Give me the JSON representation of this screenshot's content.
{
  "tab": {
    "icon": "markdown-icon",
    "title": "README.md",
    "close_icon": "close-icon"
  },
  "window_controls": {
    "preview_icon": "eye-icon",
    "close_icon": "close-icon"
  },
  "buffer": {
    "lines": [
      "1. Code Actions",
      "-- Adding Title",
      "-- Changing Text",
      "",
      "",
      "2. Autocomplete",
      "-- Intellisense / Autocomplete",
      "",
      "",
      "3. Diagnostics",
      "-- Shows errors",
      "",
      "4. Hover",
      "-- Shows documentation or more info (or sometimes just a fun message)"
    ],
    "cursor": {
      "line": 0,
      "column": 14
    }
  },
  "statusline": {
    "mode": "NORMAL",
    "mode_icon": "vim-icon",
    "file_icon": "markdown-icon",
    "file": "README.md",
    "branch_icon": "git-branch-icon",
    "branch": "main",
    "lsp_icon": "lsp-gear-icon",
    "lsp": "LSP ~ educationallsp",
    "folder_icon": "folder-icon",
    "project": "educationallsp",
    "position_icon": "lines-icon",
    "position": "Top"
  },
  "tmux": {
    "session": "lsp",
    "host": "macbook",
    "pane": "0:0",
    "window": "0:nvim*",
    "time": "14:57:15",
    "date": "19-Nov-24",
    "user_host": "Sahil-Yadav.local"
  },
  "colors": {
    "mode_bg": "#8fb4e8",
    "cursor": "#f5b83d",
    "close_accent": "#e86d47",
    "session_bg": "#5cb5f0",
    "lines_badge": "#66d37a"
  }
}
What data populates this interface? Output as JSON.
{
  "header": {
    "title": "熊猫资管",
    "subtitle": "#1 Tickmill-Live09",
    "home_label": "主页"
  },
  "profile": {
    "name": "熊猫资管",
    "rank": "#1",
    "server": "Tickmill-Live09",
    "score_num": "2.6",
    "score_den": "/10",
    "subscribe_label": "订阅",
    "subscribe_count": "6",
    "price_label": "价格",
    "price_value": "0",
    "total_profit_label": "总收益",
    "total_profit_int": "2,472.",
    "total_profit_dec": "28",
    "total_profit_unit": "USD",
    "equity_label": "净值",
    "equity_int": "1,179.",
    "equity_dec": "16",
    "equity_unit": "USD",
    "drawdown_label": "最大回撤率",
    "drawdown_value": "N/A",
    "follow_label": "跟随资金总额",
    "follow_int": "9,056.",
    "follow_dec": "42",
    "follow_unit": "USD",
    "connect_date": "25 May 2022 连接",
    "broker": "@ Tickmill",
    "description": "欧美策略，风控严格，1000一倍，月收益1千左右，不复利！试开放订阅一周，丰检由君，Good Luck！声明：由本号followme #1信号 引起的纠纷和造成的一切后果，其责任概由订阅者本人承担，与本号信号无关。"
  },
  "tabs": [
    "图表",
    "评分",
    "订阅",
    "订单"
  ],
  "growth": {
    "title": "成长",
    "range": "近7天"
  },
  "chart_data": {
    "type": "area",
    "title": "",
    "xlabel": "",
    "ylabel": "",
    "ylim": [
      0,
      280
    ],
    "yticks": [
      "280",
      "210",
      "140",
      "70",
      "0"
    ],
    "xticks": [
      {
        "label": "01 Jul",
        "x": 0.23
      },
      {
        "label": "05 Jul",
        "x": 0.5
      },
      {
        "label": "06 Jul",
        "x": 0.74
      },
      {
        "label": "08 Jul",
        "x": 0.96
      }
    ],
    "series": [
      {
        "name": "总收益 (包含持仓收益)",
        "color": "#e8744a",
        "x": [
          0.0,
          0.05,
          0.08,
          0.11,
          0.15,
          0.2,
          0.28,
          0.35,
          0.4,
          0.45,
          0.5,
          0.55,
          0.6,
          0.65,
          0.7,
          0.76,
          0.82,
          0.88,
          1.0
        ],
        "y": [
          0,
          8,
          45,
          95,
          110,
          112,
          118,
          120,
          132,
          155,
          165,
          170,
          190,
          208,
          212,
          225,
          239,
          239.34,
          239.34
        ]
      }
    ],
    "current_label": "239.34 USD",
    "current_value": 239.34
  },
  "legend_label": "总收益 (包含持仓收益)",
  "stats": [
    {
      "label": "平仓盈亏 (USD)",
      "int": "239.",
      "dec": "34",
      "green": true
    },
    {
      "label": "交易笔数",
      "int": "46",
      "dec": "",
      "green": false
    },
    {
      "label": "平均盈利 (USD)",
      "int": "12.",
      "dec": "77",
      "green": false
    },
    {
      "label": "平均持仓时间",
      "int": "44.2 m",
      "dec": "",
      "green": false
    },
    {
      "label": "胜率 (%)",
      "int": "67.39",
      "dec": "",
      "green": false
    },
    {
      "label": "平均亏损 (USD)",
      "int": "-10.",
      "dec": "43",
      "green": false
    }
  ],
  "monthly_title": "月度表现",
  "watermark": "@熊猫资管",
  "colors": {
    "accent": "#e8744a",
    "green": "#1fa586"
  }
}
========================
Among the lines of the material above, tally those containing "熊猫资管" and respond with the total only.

RESPONSE
3